Thelma S. Horn
This paper is based on a Senior Scholar presentation delivered at the 2020 annual meeting of the North American Society for the Psychology of Sport and Physical Activity. The paper begins with a summary of the research work completed by the author and coinvestigators in regard to the influences that significant others (parents, peers, and coaches) exert on the psychosocial well-being of individuals in sport and physical activity. In each of these three areas, illustrative research studies are summarized in a predominantly chronological order with a commentary at the end of each section that identifies unanswered questions and suggests future research directions. In the second section, four particular lessons learned by the author over the course of a scholarly career are identified and explained.
Transgender Inclusion in Sport
George B. Cunningham, Risa Isard, and E. Nicole Melton
Questions about transgender individuals’ place in sport persist. Therefore, the purpose of this paper was to focus on transgender inclusion in sport. Drawing from varied perspectives, the authors present five reasons for inclusion, basing their arguments on sport as a human right, fairness, gendered notions of athleticism, well-being, and economics. The authors then present a multilevel model for including transgender athletes, coaches, and administrators in sport, identifying factors at the macro-, meso-, and micro-levels of analysis.
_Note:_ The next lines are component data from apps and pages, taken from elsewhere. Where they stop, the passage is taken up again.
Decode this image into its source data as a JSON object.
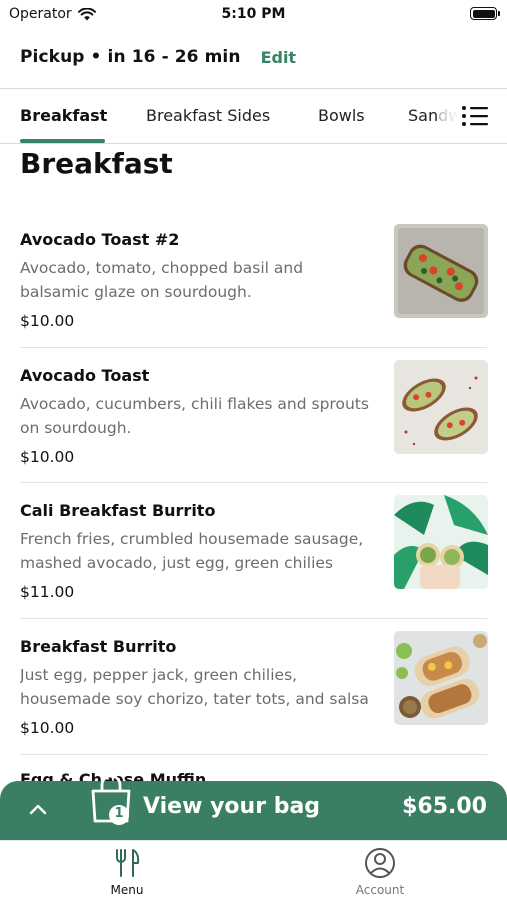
{
  "status_bar": {
    "carrier": "Operator",
    "time": "5:10 PM"
  },
  "pickup": {
    "text": "Pickup • in 16 - 26 min",
    "edit_label": "Edit"
  },
  "tabs": [
    {
      "label": "Breakfast",
      "active": true
    },
    {
      "label": "Breakfast Sides",
      "active": false
    },
    {
      "label": "Bowls",
      "active": false
    },
    {
      "label": "Sandwiches",
      "active": false
    }
  ],
  "section": {
    "title": "Breakfast"
  },
  "items": [
    {
      "name": "Avocado Toast #2",
      "description": "Avocado, tomato, chopped basil and balsamic glaze on sourdough.",
      "price": "$10.00"
    },
    {
      "name": "Avocado Toast",
      "description": "Avocado, cucumbers, chili flakes and sprouts on sourdough.",
      "price": "$10.00"
    },
    {
      "name": "Cali Breakfast Burrito",
      "description": " French fries, crumbled housemade sausage, mashed avocado, just egg, green chilies",
      "price": "$11.00"
    },
    {
      "name": "Breakfast Burrito",
      "description": "Just egg, pepper jack, green chilies, housemade soy chorizo, tater tots, and salsa",
      "price": "$10.00"
    }
  ],
  "next_item_peek": "Egg & Cheese Muffin",
  "bag": {
    "label": "View your bag",
    "count": "1",
    "total": "$65.00"
  },
  "bottom_nav": {
    "menu_label": "Menu",
    "account_label": "Account"
  },
  "colors": {
    "accent": "#3a8466",
    "bag_bar": "#3a7f63"
  }
}
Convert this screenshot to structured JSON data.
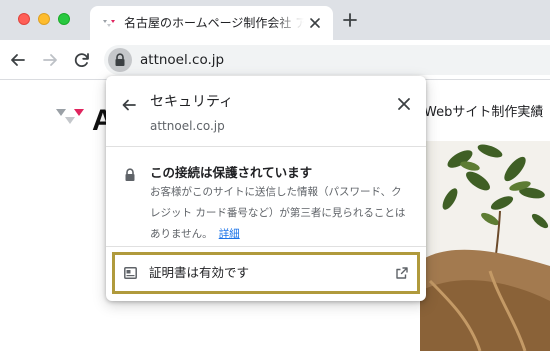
{
  "browser": {
    "tab": {
      "title": "名古屋のホームページ制作会社 アットノエル",
      "favicon": "site-favicon-icon"
    },
    "new_tab_icon": "plus-icon",
    "nav": {
      "back": "arrow-left-icon",
      "forward": "arrow-right-icon",
      "reload": "reload-icon"
    },
    "url": "attnoel.co.jp"
  },
  "page": {
    "logo_letter": "A",
    "nav_text": "Webサイト制作実績"
  },
  "popup": {
    "title": "セキュリティ",
    "domain": "attnoel.co.jp",
    "connection_heading": "この接続は保護されています",
    "connection_desc": "お客様がこのサイトに送信した情報（パスワード、クレジット カード番号など）が第三者に見られることはありません。",
    "details_link": "詳細",
    "certificate_label": "証明書は有効です"
  },
  "colors": {
    "tabstrip": "#dee1e6",
    "link": "#1a73e8",
    "highlight": "#b09a3c",
    "lock_chip": "#c5c7ca"
  }
}
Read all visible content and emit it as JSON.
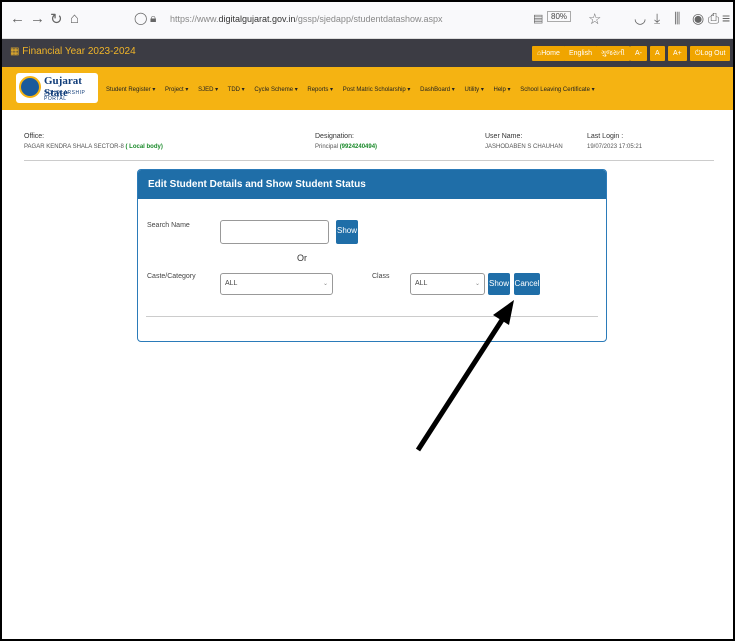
{
  "browser": {
    "url_prefix": "https://www.",
    "url_domain": "digitalgujarat.gov.in",
    "url_path": "/gssp/sjedapp/studentdatashow.aspx",
    "zoom": "80%"
  },
  "header": {
    "financial_year_label": "Financial Year",
    "financial_year": "2023-2024",
    "buttons": [
      "Home",
      "English",
      "ગુજરાતી",
      "A-",
      "A",
      "A+",
      "Log Out"
    ]
  },
  "logo": {
    "title": "Gujarat State",
    "subtitle": "SCHOLARSHIP PORTAL"
  },
  "menu": [
    "Student Register ▾",
    "Project ▾",
    "SJED ▾",
    "TDD ▾",
    "Cycle Scheme ▾",
    "Reports ▾",
    "Post Matric Scholarship ▾",
    "DashBoard ▾",
    "Utility ▾",
    "Help ▾",
    "School Leaving Certificate ▾"
  ],
  "user": {
    "office_label": "Office:",
    "office_value": "PAGAR KENDRA SHALA SECTOR-8",
    "office_type": "( Local body)",
    "designation_label": "Designation:",
    "designation_value": "Principal",
    "designation_phone": "(9924240494)",
    "username_label": "User Name:",
    "username_value": "JASHODABEN S CHAUHAN",
    "lastlogin_label": "Last Login :",
    "lastlogin_value": "19/07/2023 17:05:21"
  },
  "panel": {
    "title": "Edit Student Details and Show Student Status",
    "search_label": "Search Name",
    "search_value": "",
    "show_label": "Show",
    "or_label": "Or",
    "caste_label": "Caste/Category",
    "caste_value": "ALL",
    "class_label": "Class",
    "class_value": "ALL",
    "show2_label": "Show",
    "cancel_label": "Cancel"
  },
  "colors": {
    "accent": "#1f6ea8",
    "menubar": "#f5b312",
    "darkbar": "#3c3c44"
  }
}
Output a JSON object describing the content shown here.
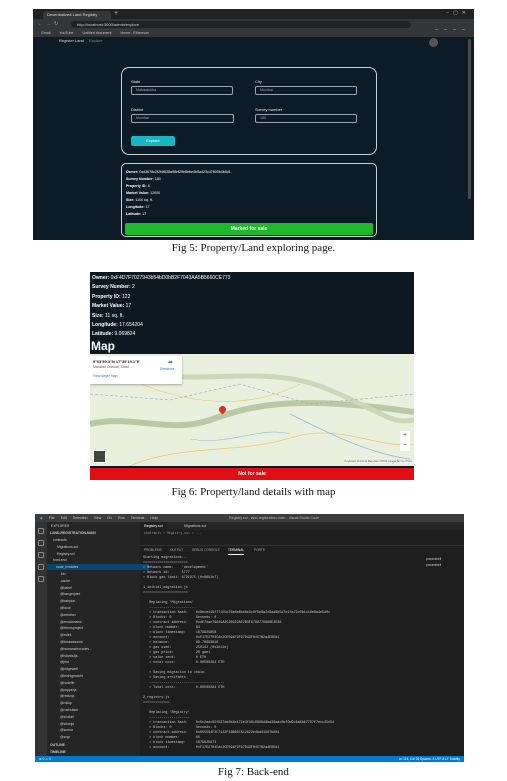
{
  "fig5": {
    "tab_title": "Decentralized Land Registry",
    "url": "http://localhost:3000/admin/explore",
    "bookmarks": [
      "Gmail",
      "YouTube",
      "Untitled document",
      "Home - Ethereum"
    ],
    "nav": {
      "register": "Register Land",
      "explore": "Explore"
    },
    "form": {
      "state_label": "State",
      "state_value": "Maharashtra",
      "city_label": "City",
      "city_value": "Mumbai",
      "district_label": "District",
      "district_value": "Mumbai",
      "survey_label": "Survey number",
      "survey_value": "180",
      "explore_button": "Explore"
    },
    "details": {
      "owner_label": "Owner:",
      "owner_value": "0xd3678c2f2f4f838a98ef29e8ebe4b5a423c47600b4b5d1",
      "survey_label": "Survey Number:",
      "survey_value": "180",
      "property_label": "Property ID:",
      "property_value": "4",
      "market_label": "Market Value:",
      "market_value": "12000",
      "size_label": "Size:",
      "size_value": "1100 sq. ft.",
      "longitude_label": "Longitude:",
      "longitude_value": "17",
      "latitude_label": "Latitude:",
      "latitude_value": "17",
      "status_button": "Marked for sale"
    },
    "caption": "Fig 5: Property/Land exploring page."
  },
  "fig6": {
    "owner_label": "Owner:",
    "owner_value": "0xF4D7F7027943b54bD0bB2F7043AA5B5660CE773",
    "survey_label": "Survey Number:",
    "survey_value": "2",
    "property_label": "Property ID:",
    "property_value": "122",
    "market_label": "Market Value:",
    "market_value": "17",
    "size_label": "Size:",
    "size_value": "11 sq. ft.",
    "longitude_label": "Longitude:",
    "longitude_value": "17.654204",
    "latitude_label": "Latitude:",
    "latitude_value": "9.069824",
    "map_title": "Map",
    "map_info": {
      "coords": "9°03'59.3\"N 17°39'15.1\"E",
      "place": "Mandoul Oriental, Chad",
      "link": "View larger map",
      "directions": "Directions"
    },
    "map_attribution": "Keyboard shortcuts  Map data ©2023 Google  Terms of Use",
    "status_button": "Not for sale",
    "caption": "Fig 6: Property/land details with map"
  },
  "fig7": {
    "menu": [
      "File",
      "Edit",
      "Selection",
      "View",
      "Go",
      "Run",
      "Terminal",
      "Help"
    ],
    "window_title": "Registry.sol - land-registration-main - Visual Studio Code",
    "explorer_title": "EXPLORER",
    "root": "LAND-REGISTRATION-MAIN",
    "tree": [
      "contracts",
      "Migrations.sol",
      "Registry.sol",
      "front-end",
      "node_modules",
      ".bin",
      ".cache",
      "@babel",
      "@bangerjoint",
      "@babylon",
      "@bcoe",
      "@emotion",
      "@ensdomains",
      "@ethersproject",
      "@eslint",
      "@fortawesome",
      "@humanwhocodes",
      "@istanbuljs",
      "@jest",
      "@jridgewell",
      "@leichtgewicht",
      "@nodelib",
      "@popperjs",
      "@reduxjs",
      "@rollup",
      "@rushstack",
      "@sinclair",
      "@sinonjs",
      "@surma",
      "@svgr"
    ],
    "outline_label": "OUTLINE",
    "timeline_label": "TIMELINE",
    "tabs": [
      "Registry.sol",
      "Migrations.sol"
    ],
    "breadcrumb": "contracts > Registry.sol > ...",
    "panel_tabs": [
      "PROBLEMS",
      "OUTPUT",
      "DEBUG CONSOLE",
      "TERMINAL",
      "PORTS"
    ],
    "terminal_sessions": [
      "powershell",
      "powershell"
    ],
    "terminal": [
      "Starting migrations...",
      "======================",
      "> Network name:    'development'",
      "> Network id:      5777",
      "> Block gas limit: 6721975 (0x6691b7)",
      "",
      "1_initial_migration.js",
      "======================",
      "",
      "   Replacing 'Migrations'",
      "   ----------------------",
      "   > transaction hash:    0x8ece419f77155d76e8e6bb6e3c0f5e9a2c6aa9b5d7e1fa72c0b1c19e6a4e5d0c",
      "   > Blocks: 0            Seconds: 0",
      "   > contract address:    0xdE7dae79A49A2526932AE2B3F8786770886E2E36",
      "   > block number:        83",
      "   > block timestamp:     1679925858",
      "   > account:             0xF17E2704CAc2CE594F2F97D43F0457B2a4E8Ed1",
      "   > balance:             99.70693818",
      "   > gas used:            250142 (0x3d11e)",
      "   > gas price:           20 gwei",
      "   > value sent:          0 ETH",
      "   > total cost:          0.00500284 ETH",
      "",
      "   > Saving migration to chain.",
      "   > Saving artifacts",
      "   -------------------------------------",
      "   > Total cost:          0.00500284 ETH",
      "",
      "2_registry.js",
      "=============",
      "",
      "   Replacing 'Registry'",
      "   --------------------",
      "   > transaction hash:    0x5c2adc95f637de0b4e172e4f46c9968d8ba36aac0bf0d9c6a8bb7707f7ecc25e5d",
      "   > Blocks: 0            Seconds: 0",
      "   > contract address:    0x055594F2C7122F33B6D7A12822e4bd41997b801",
      "   > block number:        85",
      "   > block timestamp:     1679925873",
      "   > account:             0xF17E2704CAc2CE594F2F97D43F0457B2a4E8Ed1"
    ],
    "status_left": "⊗ 0 ⚠ 0",
    "status_right": "Ln 114, Col 26   Spaces: 4   UTF-8   LF   Solidity",
    "caption": "Fig 7: Back-end"
  }
}
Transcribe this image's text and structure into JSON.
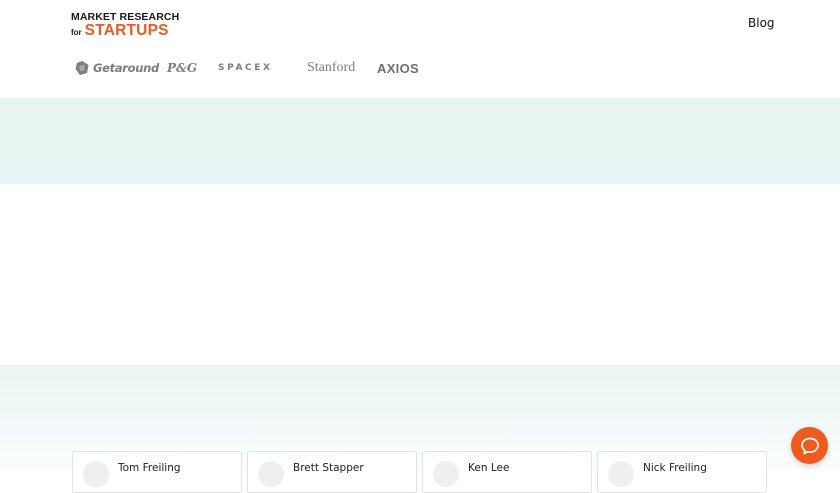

Examining Physical Activity for Individuals With Disabilities Through a Social Justice Lens
Martin E. Block and Abby Fines
Many individuals with disabilities are not physically active. Part of inactivity can be explained by the person’s disability. However, inactivity also may be the result of inequities, attitudes, and misconceptions by physical activity (PA) providers that makes it difficult for those with disabilities to successfully participate in sport, recreation, and fitness pursuits. The purpose of this paper is to examine disability through a social justice lens with specific reference to PA. Concepts of ableism, social justice, and how disability is defined will be explored with specific examples from PA. We conclude with suggestions on how to make PA providers aware of ableism, their biases, and how they define and view disability. This awareness will hopefully lead to changes in the willingness of PA providers to welcome those with disabilities into their programs and provide accommodations so that people with disabilities will be able to access PA.
A Systematic Review of the Relationships Between Physical Activity and Sleep in Early Childhood
Christine W. St. Laurent, Katrina Rodheim, and Rebecca M.C. Spencer
The aim of this systematic review was to examine the associations between physical activity and sleep in children aged less than 6 years. Articles were included if participants were primarily aged less than 6 years and study designs were observational or experimental. Study characteristics were extracted, and the Grading Recommendations Assessment, Development and Evaluation framework was used to assess study quality. Thirty-six studies (16 sleep, 16 physical activity, and three fitness outcomes) from 18 countries reported in 29 articles were included. The majority of sleep and physical activity outcome studies reported mixed effects with very low to low quality of evidence. Fitness outcome studies were limited, and therefore, evidence was insufficient. The high prevalence of mixed and null results could be related to study limitations. Importantly, this review points to the critical need for higher quality studies of sleep and physical activity in young children, which would support health recommendations and intervention strategies for healthier child development.